Representative Mike Johnson of Louisiana, who assembled the House’s friend of the court brief, merely posted a quote on Twitter from John Quincy Adams, implying he had done what he could: “Duty is ours, results are God’s.”
Just one lawmaker who signed on, Representative Bruce Westerman of Arkansas, appeared newly ready to accept the president’s road had run out.
In a statement, he called the Texas suit “the best and likely last opportunity” to get the Supreme Court to rule on the election, and said the court’s decision “closed the books on the challenges to the 2020 election results.”
“The casting of electoral votes will end a hotly contested election, and we should come together as Americans to work together for the future of our country,” Mr. Westerman said, adding that Mr. Biden would be the president-elect by Monday.
Others, like Representatives Jodey Arrington of Texas and Ken Buck of Colorado, stressed that the court had not actually rejected the case based on its merits and insinuated, vaguely, that those claims could still have their day in court. But even as they pledged a continued fight, it was clear their options were dwindling.
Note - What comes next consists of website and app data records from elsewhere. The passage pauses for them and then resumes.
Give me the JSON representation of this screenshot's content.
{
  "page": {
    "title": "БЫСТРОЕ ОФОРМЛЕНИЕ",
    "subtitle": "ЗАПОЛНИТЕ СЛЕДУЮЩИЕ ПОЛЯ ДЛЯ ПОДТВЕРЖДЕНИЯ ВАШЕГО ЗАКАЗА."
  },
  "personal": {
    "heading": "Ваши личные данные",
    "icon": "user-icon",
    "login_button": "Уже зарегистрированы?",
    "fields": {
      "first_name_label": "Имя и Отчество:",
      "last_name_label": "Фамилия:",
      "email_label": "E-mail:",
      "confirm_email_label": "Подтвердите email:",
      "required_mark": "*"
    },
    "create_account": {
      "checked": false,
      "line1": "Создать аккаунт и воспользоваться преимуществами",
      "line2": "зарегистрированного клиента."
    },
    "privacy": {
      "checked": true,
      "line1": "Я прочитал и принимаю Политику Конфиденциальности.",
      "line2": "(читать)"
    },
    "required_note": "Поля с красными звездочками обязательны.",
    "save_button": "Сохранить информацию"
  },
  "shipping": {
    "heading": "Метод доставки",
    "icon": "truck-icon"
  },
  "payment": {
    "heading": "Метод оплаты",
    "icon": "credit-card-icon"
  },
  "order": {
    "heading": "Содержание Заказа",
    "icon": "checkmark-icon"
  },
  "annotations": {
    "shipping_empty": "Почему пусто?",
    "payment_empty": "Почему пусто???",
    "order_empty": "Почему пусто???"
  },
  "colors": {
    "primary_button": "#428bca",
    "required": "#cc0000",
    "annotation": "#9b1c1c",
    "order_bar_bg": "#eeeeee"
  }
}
Speaking on Fox News, Mr. Buck called for congressional hearings on election security and while discussing a pair of Senate runoffs in Georgia, indicated obliquely that he believed Mr. Biden would be president.
Another ally of the president, Representative Matt Gaetz of Florida, raised the prospect of using a normally perfunctory joint session of Congress on Jan. 6 to challenge the electoral results, though most lawmakers agree that path is very likely futile.
If anything, the brushback from the Supreme Court served to highlight the divisions running through the president’s party more than a month after Election Day.
“At some point, we have to be that nation of laws,” Senator Bill Cassidy, Republican of Louisiana, said on Fox, as he sought to instill confidence among fellow Republicans that the election had been decided fairly, and in Mr. Biden’s favor.
Representative Adam Kinzinger, Republican of Illinois, was harsher, warning his party on Twitter against excesses like the secession talk thrown around on Friday by Texas G.O.P. chairman Allen West or any further efforts by Republicans to stoke false hopes among their voters.
“I want to be clear: the Supreme Court is not the deep state,” Mr. Kinzinger wrote in one tweet. “The case had no merit and was dispatched 9-0. There was no win here. Complaining and bellyaching is not a manly trait, it’s actually sad. Real men accept a loss with grace.”
Reporting was contributed by Reid J. Epstein, Trip Gabriel, Giovanni Russonello and Kathleen Gray.